Yeah, definitely 8 weeks!
One more question… in the book’s Transition Period planning section on page 190, for the long Zone 1 and Zone 2 sessions it mentions “… should be #% /should not be more than #% … of total aerobic training volume”. Then it mentions “Make up the rest of the volume with easy aerobic at Zone 1, or recovery pace. To confirm, do recovery pace sessions count into the math for aerobic weekly volume, or just Zone 1 and 2? The associated chart has 2 “Recovery” spots, so I want to do the math right (see attached screenshot).
Thanks so much for the help!mgoat4 on January 22, 2023 at 4:15 pm · in reply to: ADS: Start Transition Period per the book, or only Zone 2 for # weeks? #74959
Hi Jane, thanks for your reply. I’m glad to hear it’s okay to start the Transition period (noted re: not subbing all the Z1 with Z2 if I’m still at a good place with the ADS).
Regarding prior metabolic changes not going away quickly: I think I’ve seen that in myself already, it’s encouraging! When I was injured in July, I was able to do some minor training for the following 6 weeks, and after 2 months my AeT had barely changed. I was quite surprised, as my frequency and mileage was dramatically reduced. Then in September I partially tore my Achilles (or soleus… we aren’t sure). I took about 2 months off, did PT, and recently my AeT had barely gone down. That really surprised me. Not sure on AnT but I suspect my ADS % has climbed. This week I plan to retest AeT and AnT and come up with an organized plan. Thanks again!mgoat4 on January 21, 2023 at 12:27 pm · in reply to: ADS: Start Transition Period per the book, or only Zone 2 for # weeks? #74909
p.s. I meant to add: “…start with the Transition Period in the book — and make those Zone 1 sessions Zone 2 until I’m free of ADS and ready for more Zone 1. (It contains mostly Zone 1, which is contraindicated for ADS).”mgoat4 on December 30, 2019 at 12:15 pm · in reply to: Determining female an/aerobic threshold #35176
Thanks for the reply, Scott. Yes, I understand that MAF is not directly related to determining AeT and AnT, and that the MAF math-based method isn’t very accurate (I meant that to be clear in my original post, but it didn’t come through). This was more a sideline curiosity question because my trainer (a climber, but not yet an alpinist… I’m working on her!) mentioned the 220-age formula and it pinged my memory of the Northwestern study. I thought to ask here since your team is aware of the latest science on this stuff.

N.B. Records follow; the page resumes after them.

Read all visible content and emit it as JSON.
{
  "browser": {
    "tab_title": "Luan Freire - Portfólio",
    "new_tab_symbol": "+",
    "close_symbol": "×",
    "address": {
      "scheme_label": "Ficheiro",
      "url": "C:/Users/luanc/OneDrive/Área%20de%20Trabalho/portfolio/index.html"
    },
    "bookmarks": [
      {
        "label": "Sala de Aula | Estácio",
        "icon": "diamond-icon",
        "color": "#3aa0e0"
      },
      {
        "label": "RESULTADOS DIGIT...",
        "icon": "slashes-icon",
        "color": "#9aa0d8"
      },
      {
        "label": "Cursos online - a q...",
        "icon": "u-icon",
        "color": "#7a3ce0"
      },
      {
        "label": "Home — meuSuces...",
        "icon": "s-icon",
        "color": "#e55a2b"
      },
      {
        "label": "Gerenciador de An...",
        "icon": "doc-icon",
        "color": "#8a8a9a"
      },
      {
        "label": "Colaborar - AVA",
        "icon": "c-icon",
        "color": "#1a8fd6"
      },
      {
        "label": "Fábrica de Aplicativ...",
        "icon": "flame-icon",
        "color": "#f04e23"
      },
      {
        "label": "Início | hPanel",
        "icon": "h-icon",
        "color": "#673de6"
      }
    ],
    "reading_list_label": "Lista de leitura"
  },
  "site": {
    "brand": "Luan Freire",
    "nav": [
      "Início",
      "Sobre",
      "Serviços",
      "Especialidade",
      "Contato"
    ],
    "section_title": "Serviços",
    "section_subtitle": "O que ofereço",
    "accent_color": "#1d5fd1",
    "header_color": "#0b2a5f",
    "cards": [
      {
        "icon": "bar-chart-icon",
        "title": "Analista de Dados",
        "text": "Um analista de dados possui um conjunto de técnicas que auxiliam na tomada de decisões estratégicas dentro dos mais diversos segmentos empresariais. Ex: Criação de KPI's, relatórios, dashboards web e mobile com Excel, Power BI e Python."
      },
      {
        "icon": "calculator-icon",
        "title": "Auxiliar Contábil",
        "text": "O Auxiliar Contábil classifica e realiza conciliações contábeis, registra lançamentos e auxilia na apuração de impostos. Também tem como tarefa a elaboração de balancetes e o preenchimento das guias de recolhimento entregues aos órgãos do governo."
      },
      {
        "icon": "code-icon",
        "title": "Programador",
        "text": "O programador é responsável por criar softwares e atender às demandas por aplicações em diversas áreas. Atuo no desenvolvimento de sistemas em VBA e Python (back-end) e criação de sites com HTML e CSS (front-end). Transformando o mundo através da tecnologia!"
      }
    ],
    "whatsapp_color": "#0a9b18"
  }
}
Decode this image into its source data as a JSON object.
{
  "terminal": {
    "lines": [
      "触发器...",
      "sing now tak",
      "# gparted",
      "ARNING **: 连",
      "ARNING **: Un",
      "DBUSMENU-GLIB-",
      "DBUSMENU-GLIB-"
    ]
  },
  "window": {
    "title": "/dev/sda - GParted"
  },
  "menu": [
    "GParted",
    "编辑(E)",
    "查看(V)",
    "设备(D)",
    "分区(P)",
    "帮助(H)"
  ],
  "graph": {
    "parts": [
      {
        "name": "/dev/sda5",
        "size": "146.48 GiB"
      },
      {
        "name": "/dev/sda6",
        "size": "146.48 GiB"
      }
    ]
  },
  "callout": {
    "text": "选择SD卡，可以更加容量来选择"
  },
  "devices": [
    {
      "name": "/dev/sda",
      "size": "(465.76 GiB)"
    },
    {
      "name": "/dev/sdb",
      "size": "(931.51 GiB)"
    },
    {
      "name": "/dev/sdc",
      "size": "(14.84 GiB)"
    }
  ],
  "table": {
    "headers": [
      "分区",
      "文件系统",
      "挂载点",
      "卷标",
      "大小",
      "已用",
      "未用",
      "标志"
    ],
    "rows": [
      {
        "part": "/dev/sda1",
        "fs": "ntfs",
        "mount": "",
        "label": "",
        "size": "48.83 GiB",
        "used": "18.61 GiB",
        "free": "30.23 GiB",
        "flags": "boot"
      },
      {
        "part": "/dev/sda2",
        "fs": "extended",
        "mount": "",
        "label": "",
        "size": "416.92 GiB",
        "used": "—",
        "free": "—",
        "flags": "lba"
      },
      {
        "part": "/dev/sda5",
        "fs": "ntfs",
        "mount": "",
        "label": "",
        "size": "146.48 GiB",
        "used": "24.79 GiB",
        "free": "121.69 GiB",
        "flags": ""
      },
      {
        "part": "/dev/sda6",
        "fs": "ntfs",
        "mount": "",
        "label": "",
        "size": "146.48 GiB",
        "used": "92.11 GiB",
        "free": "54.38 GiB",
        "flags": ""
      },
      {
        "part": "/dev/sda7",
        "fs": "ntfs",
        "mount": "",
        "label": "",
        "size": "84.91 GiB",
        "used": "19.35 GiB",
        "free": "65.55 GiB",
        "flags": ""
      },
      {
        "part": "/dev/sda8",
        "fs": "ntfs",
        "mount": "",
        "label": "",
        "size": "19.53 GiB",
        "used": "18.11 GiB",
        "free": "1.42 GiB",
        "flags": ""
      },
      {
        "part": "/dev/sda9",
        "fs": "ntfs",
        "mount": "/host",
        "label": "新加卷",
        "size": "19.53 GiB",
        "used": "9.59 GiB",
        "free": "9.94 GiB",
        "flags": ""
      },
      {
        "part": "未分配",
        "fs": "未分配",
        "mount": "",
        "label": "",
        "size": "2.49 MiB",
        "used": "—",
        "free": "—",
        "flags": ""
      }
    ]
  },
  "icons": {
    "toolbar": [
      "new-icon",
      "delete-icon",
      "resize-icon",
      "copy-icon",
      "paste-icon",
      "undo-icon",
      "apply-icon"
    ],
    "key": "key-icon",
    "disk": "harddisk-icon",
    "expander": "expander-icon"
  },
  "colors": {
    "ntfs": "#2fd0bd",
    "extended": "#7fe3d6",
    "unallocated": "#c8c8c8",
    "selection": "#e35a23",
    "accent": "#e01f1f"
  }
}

Also, I was psyched to see the female-specific section created on the forum and want to get more action going here! I’m a 54yo female long-time climber/ mountaineer/ alpinist coming off a period of low activity and I have goals! So glad to find your book and website.
Next week I plan to use a more accurate AeT threshold method described in your book/website. Stoked to find my baseline and see how it changes over time. Thanks for everything.mgoat4 on December 29, 2019 at 1:10 pm · in reply to: Determining female an/aerobic threshold #35150
^^ I meant to add, I’d also like to know if the “dirty first stab” MAF Formula method for estimating max aerobic function (detailed on this page: https://uphillathlete.com/aerobic-anaerobic-threshold-self-assessment/) is solely based on male subjects, and if not, what is your experience of determining it for females.